Not satisfied with simply upsetting our photography habits, smartphones have gone on to conquer a non-negligible segment of the photography market. While reflex, hybrid and compact cameras can still count on having their own specific strengths (luminous lenses, large sensors, etc.), it has become a legitimate consideration in the domain of photography to discuss the quality of the images that camera phone are able to produce, and to try to answer a question that many people are now asking themselves: what are the best smartphones for photography?
From adapting devices first developed for reflex cameras, to developing proprietary technologies adapted to the reduced dimensions of mobile devices, smartphone manufacturers have now entered into a competition with each other in terms of their communication strategies to bring photography to the forefront of the smartphone discussion. This marketing campaign has reached a point where it has now become difficult to differentiate between false claims and the truth – to differentiate between the hype and a smartphone’s actual photographic capabilities. 2016 was an extremely fruitful year in terms of photographic innovations – namely with the introduction of dual photography modules. 2017 has so far tended to reaffirm the respective position that each manufacturer had achieved in 2016.
While smartphones are still far from being able to compete with “real” cameras, a hierarchy is clearly identifiable within the mobile device market. It should be noted that in terms of high-quality images, a battle is being waged between the best known smartphone manufacturers. The following is a guide which will attempt to establish a classification of currently available smartphones in terms of their specific photographic abilities.
This writer’s personal crush
After having had the bright idea of integrating a very-wide angle module into the G5, LG was able to modify the experiment with the G6. The images produced by this second generation digital camera are somewhat inferior to those that the initial wide-angle lens was able to capture, and the integration of a dual photo module on this camera is fully justified. This writer has fallen in love with the LG G6 which has just about everything that it will take to convince you of the ability of smartphones to be used for photography.
The most versatile
Samsung Galaxy S8
Despite the few photographic innovations introduced by the S8 compared to the previous iterations of this high-end smartphone, the Samsung Galaxy S8 is still one of the best photophones around. While its Dual Pixel AF technology seems to somewhat limit this photophone’s ability to capture details, the speed of its autofocus and the ease-of-use of its shooting interface will make you quickly forget about its shortcomings.
Most potential for creativity
The Huawei P10 does not represent a major evolution, but rather one more step towards the perfection of a shooting system that, for now, this Chinese manufacturer is the only one to really master. If you are seduced by the beauty of monochrome images, we highly recommend the P10.

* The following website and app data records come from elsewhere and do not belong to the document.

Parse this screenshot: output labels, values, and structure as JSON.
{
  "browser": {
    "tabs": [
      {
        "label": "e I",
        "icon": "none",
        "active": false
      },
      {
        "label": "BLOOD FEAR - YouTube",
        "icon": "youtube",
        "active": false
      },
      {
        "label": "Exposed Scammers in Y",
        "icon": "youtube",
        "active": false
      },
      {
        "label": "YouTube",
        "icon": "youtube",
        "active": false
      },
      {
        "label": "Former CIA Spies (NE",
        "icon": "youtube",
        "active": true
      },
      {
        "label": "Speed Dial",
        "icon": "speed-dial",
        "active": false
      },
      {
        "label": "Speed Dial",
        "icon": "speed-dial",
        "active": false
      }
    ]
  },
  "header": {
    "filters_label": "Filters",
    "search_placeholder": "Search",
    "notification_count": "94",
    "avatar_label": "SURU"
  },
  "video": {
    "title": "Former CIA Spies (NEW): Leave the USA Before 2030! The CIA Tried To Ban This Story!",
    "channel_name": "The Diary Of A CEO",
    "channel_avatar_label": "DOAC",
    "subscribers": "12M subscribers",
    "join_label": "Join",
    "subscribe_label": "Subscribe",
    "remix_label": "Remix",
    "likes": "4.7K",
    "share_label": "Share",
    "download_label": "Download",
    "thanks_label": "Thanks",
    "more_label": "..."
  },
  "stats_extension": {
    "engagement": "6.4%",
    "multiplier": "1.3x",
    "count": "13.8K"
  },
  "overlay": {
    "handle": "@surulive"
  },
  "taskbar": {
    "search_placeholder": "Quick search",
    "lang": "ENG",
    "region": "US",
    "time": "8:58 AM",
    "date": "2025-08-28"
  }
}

The most precise
While the OnePlus 5 is disappointing in some regards (lack of optical stabilization, imperfect software ergonomics, etc.) and does not keep its promises in terms of the second photo module dedicated to portraiture, its digital camera’s wide-angle lens is nevertheless superior to that of its more expensive competitors in terms of capturing detail. We recommend this smartphone to those photographers who are interested in gaining more precision in spite of having to cope with a less refined user interface.
Best quality to price ratio
In 2016, a year of wild photophone innovations and chaotic technological developments, in our opinion, Huawei emerged as the brand which had most successfully managed its development. Similar to the P10 in terms of its photographic characteristics, the P9 received our prize for the best photophone of 2016 and now represents the smartphone in this guide with the best quality to price ratio.